  1. 1Institut des Sciences de l'Evolution (UM2, CNRS), Laboratoire Génétique et Environnement, CC65, Université Montpellier II, Montpellier, France
  2. 2Centro de Biologia Ambiental, Departamento de Biologia Animal, Faculdade de Ciências, Universidade de Lisboa, Bloco C2, Campo Grande, Lisboa, Portugal
  3. 3Centro de Biologia Ambiental, Departamento Zoológico e Anthropológico do MNHN, Universidade de Lisboa, Rua da Escola Politécnica, Lisboa, Portugal
  4. 4Department of Biology, University of York, York, UK

Correspondence: Dr J Britton-Davidian, Institut des Sciences de l'Evolution, UMR 5554, Laboratoire Génétique et Environnement, CC65, Université Montpellier II, 34095 Montpellier Cedex 5, France. E-mail: britton@isem.univ-montp2.fr

Received 23 October 2006; Revised 19 May 2007; Accepted 29 May 2007; Published online 4 July 2007.



The chromosomal radiation of the house mouse in the island of Madeira most likely involved a human-mediated colonization event followed by within-island geographical isolation and recurrent episodes of genetic drift. The genetic signature of such processes was assessed by an allozyme analysis of the chromosomal races from Madeira. No trace of a decrease in diversity was observed suggesting the possibility of large founder or bottleneck sizes, multiple introductions and/or a high post-colonization expansion rate. The Madeira populations were more closely related to those of Portugal than to other continental regions, in agreement with the documented human colonization of the island. Such a Portuguese origin contrasts with a study indicating a north European source of the mitochondrial haplotypes present in the Madeira mice. This apparent discrepancy may be resolved if not one but two colonization events took place, an initial north European introduction followed by a later one from Portugal. Asymmetrical reproduction between these mice would have resulted in a maternal north European signature with a nuclear Portuguese genome.
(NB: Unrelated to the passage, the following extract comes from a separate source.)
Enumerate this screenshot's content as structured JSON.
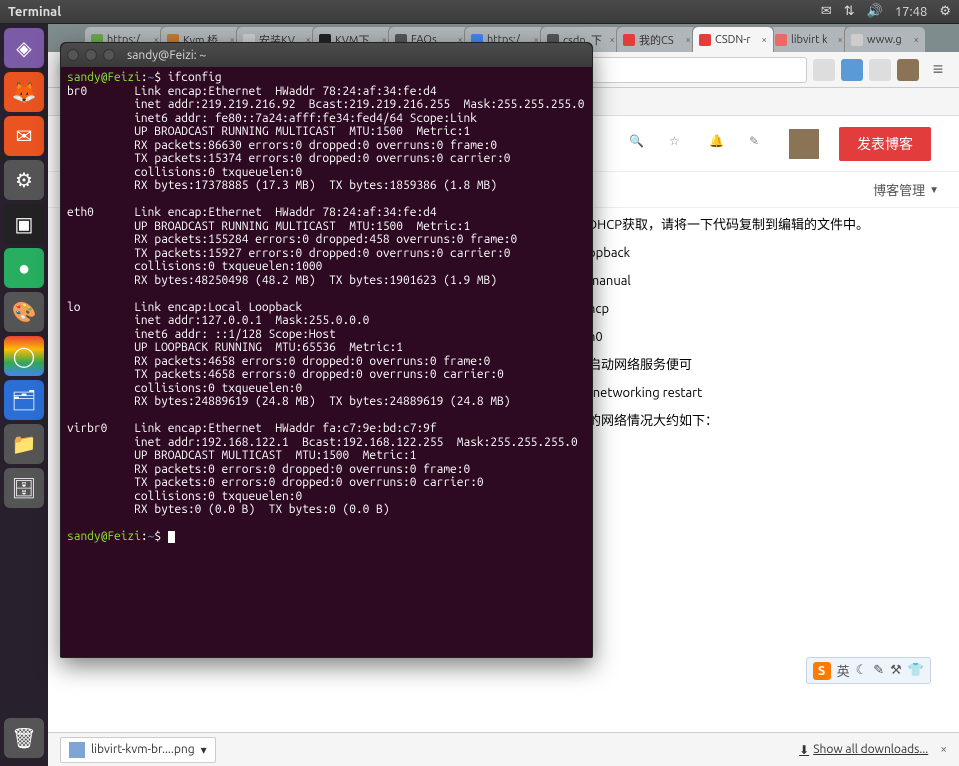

The extensive chromosomal divergence of the races in Madeira is expected to contribute to their genic divergence. However, there was no significant correlation between chromosomal and allozyme distances. This low apparent chromosomal impact on genic differentiation may be related to the short time since the onset of karyotypic divergence, as the strength of the chromosomal barrier will become significant only at later stages.


house mouse, Madeira, radiation, island, allozymes, Robertsonian fusions